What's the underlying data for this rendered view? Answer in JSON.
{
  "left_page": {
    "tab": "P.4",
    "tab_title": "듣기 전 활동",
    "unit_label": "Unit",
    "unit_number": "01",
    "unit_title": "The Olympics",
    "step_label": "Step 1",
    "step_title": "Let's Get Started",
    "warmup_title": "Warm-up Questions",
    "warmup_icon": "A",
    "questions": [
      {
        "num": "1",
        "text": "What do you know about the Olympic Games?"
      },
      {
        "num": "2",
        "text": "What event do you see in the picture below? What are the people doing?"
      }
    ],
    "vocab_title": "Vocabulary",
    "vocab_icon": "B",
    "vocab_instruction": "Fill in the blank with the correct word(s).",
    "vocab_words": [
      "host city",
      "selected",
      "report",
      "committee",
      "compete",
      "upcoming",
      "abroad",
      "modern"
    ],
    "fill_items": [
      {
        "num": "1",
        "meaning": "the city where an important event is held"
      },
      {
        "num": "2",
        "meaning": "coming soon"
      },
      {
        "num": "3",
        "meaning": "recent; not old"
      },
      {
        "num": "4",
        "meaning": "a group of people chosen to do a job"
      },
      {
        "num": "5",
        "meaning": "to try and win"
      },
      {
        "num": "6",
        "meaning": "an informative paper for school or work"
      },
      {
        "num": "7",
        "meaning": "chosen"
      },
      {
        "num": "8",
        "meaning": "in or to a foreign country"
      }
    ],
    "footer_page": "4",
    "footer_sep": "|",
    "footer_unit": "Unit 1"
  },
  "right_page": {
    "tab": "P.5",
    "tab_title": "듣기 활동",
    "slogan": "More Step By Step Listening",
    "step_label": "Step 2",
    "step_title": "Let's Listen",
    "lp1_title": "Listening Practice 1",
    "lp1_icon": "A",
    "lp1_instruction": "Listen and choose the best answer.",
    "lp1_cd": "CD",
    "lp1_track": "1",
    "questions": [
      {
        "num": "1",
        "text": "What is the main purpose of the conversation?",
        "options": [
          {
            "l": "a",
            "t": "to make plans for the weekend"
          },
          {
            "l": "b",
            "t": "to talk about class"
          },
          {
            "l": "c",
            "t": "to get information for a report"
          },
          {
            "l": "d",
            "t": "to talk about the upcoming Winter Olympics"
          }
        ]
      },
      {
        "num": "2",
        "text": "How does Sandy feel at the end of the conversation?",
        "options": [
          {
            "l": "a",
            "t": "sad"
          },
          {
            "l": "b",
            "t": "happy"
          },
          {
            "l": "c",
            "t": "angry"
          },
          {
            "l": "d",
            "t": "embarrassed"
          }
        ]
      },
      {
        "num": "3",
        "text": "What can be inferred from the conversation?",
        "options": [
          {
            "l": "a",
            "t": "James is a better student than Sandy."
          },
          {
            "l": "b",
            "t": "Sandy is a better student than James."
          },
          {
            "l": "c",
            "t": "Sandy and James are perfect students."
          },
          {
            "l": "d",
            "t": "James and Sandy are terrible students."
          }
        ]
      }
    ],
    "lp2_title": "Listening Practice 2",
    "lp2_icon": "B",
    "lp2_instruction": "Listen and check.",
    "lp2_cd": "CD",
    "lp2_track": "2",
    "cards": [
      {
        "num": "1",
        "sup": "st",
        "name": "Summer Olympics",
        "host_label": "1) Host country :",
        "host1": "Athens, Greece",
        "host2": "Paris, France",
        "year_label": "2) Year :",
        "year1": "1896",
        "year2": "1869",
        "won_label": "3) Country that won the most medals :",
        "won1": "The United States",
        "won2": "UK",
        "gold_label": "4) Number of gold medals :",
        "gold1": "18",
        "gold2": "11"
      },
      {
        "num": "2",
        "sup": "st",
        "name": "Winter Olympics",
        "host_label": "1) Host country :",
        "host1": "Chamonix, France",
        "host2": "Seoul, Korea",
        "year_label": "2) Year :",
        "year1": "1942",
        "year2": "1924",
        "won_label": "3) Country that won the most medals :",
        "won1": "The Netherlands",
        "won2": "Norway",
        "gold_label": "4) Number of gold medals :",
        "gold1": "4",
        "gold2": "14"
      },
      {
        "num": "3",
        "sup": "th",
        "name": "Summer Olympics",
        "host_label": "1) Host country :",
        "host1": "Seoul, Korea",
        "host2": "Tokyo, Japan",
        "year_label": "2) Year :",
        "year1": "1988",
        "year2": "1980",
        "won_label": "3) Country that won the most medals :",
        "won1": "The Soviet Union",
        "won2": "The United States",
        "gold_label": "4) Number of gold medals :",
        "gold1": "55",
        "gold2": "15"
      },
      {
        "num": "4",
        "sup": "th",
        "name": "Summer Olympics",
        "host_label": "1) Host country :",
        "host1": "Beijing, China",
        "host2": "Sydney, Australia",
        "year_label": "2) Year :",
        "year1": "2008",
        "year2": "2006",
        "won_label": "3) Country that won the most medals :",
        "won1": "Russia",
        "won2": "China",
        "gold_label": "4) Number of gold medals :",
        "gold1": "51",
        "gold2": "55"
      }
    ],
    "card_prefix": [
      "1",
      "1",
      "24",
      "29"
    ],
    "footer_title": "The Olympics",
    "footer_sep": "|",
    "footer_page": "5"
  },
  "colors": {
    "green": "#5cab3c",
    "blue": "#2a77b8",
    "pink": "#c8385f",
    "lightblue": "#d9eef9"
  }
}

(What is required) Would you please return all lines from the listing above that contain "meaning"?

(Answer for the task)
        "meaning": "the city where an important event is held"
        "meaning": "coming soon"
        "meaning": "recent; not old"
        "meaning": "a group of people chosen to do a job"
        "meaning": "to try and win"
        "meaning": "an informative paper for school or work"
        "meaning": "chosen"
        "meaning": "in or to a foreign country"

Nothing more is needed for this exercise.